[Data for the task — start]

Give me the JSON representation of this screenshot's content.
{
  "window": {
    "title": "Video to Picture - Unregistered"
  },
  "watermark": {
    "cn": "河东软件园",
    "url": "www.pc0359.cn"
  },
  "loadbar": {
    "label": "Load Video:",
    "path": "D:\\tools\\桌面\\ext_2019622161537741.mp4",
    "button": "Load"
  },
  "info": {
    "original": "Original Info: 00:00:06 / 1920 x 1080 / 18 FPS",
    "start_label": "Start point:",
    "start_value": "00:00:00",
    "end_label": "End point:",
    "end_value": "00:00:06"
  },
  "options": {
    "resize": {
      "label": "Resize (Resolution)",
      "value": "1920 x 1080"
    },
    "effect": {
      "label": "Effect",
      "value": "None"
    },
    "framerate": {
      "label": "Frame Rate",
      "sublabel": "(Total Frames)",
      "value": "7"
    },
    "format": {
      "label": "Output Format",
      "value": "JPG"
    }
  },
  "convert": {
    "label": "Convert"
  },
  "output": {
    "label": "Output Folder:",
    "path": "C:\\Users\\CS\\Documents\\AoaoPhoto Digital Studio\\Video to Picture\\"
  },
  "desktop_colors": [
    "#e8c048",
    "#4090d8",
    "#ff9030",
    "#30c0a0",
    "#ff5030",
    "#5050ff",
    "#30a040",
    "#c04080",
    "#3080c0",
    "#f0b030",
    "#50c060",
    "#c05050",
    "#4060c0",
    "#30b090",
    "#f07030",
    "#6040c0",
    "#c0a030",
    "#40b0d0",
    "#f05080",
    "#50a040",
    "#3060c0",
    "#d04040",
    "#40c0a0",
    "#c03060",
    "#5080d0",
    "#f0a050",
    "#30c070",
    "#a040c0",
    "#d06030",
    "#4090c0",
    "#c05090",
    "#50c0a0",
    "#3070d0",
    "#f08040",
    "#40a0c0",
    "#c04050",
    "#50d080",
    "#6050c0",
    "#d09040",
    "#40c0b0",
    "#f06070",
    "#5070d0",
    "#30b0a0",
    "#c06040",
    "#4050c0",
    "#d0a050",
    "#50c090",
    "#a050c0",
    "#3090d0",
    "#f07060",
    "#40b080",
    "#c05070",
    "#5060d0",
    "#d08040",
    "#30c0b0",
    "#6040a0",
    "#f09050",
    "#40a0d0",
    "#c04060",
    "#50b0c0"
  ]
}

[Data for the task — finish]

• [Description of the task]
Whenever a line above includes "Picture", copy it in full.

• [Task response]
    "title": "Video to Picture - Unregistered"
    "path": "C:\\Users\\CS\\Documents\\AoaoPhoto Digital Studio\\Video to Picture\\"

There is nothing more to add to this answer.